An evergreen shrub of thin, lanky habit, 6 to 8 ft high, young shoots slender but rather rigid, clothed with pale wool and long hairs. Leaves distributed along the branchlets, narrowly oval to oblong-lanceolate, pointed, tapered at the base, 11⁄2 to 31⁄2 in. long, 3⁄4 to 1 in. wide, dark green and with stiff short hairs above; paler, scaly, and hairy beneath especially on the prominent midrib and veins; stalk 1⁄8 to 1⁄4 in. long. Flowers produced in March or April from several of the axils of the terminal leaves in two- to four-flowered umbels, the whole forming a many-flowered cluster 3 or 4 in. wide. Calyx hairy and scaly, 1⁄8 in. long, with five deep, pointed lobes. Corolla white or pale pink, 11⁄4 in. wide, with a short tube and five ovate, blunt, spreading lobes 1⁄2 in. long. Stamens ten, with pink stalks 1⁄2 in. long, downy at the base. Ovary scaly and clothed with short, whitish hairs; style 3⁄4 in. long, hairy towards the base. Bot. Mag., 7159. (s. Scabrifolium)
Native of Yunnan, China; discovered by Delavay in 1883, introduced to the Jardin des Plantes at Paris in 1885, whence plants were sent to Kew in 1888 that flowered two years later. It is an interesting and (in its clothing of stiff hairs and flatly open flowers) a distinct species, but not one of the more attractive ones. It was rediscovered and introduced in 1913 by Forrest, who found it in other parts of Yunnan in open situations up to 11,000 ft. It is, however rather tender. Its nearest ally is R. spicijerum, which has a similar indumentum on its stems and leaves, but much smaller leaves.
From the Supplement (Vol. V)
var. spiciferum (Franch.) Cullen R. spiciferum Franch. – According to Dr Cullen, this has all the essential characters of R. scabrifolium, differing in its more narrowly funnel-shaped corollas and narrower leaves. A native of central and southern Yunnan, possibly extending into Kweichow.
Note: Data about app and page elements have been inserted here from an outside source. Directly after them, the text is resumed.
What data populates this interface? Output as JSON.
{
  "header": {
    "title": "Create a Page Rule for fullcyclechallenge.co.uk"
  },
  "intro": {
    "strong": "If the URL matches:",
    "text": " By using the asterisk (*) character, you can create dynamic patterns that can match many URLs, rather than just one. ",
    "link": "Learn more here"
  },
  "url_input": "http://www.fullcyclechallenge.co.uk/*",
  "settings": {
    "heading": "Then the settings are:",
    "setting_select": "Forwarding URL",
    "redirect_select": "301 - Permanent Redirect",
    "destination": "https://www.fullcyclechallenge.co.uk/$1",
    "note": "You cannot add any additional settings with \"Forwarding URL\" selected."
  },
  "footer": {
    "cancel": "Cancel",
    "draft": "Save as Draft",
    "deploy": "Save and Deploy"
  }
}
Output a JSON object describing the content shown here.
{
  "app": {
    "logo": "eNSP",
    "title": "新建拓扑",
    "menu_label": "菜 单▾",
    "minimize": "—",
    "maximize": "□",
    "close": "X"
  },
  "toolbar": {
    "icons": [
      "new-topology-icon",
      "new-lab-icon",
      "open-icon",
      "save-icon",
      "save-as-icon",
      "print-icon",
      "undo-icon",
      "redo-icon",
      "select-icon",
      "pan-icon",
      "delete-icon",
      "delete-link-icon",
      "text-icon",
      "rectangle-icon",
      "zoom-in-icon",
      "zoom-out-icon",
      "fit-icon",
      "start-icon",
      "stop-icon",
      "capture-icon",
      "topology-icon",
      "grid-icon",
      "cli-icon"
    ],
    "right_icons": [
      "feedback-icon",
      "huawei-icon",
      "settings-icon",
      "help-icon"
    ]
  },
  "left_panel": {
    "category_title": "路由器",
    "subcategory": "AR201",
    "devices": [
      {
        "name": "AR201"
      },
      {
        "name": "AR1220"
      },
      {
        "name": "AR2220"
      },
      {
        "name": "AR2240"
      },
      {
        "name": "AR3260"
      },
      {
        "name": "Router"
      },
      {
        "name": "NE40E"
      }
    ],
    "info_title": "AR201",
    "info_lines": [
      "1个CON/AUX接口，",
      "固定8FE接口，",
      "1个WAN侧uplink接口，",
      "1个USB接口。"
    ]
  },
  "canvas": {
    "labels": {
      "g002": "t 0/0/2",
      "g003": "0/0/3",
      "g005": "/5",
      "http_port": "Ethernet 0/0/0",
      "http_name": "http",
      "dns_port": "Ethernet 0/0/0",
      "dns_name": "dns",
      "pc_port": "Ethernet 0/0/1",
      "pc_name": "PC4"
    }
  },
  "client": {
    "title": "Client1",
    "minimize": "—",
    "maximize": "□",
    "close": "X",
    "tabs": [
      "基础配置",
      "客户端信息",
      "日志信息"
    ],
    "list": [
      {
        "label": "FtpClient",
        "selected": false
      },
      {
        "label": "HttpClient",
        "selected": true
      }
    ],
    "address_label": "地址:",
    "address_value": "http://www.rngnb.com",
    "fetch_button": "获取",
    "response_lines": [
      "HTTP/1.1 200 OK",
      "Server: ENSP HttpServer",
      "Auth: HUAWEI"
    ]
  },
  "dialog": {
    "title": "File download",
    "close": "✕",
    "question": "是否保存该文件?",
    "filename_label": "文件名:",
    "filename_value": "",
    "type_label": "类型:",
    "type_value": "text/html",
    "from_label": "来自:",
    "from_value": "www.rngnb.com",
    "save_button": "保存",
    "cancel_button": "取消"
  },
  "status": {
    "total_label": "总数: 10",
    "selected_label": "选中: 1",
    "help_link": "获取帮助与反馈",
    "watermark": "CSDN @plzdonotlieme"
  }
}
In 1964 Mr Davidian included in R. spiciferum the very similar R. pubescens (q.v. in this supplement) and it may be that some plants of the latter are now under the label R. spiciferum. The origin of the plants grown as R. spiciferum before that date is uncertain (there is no record of its having been collected by Forrest). Most probably they were raised from seeds gathered by Chinese collectors, who were employed after Forrest's death by the Hon. H. D. McClaren (the second Lord Aberconway).
R. scabrifolium var. spiciferum is less hardy than the more northern R. pubescens.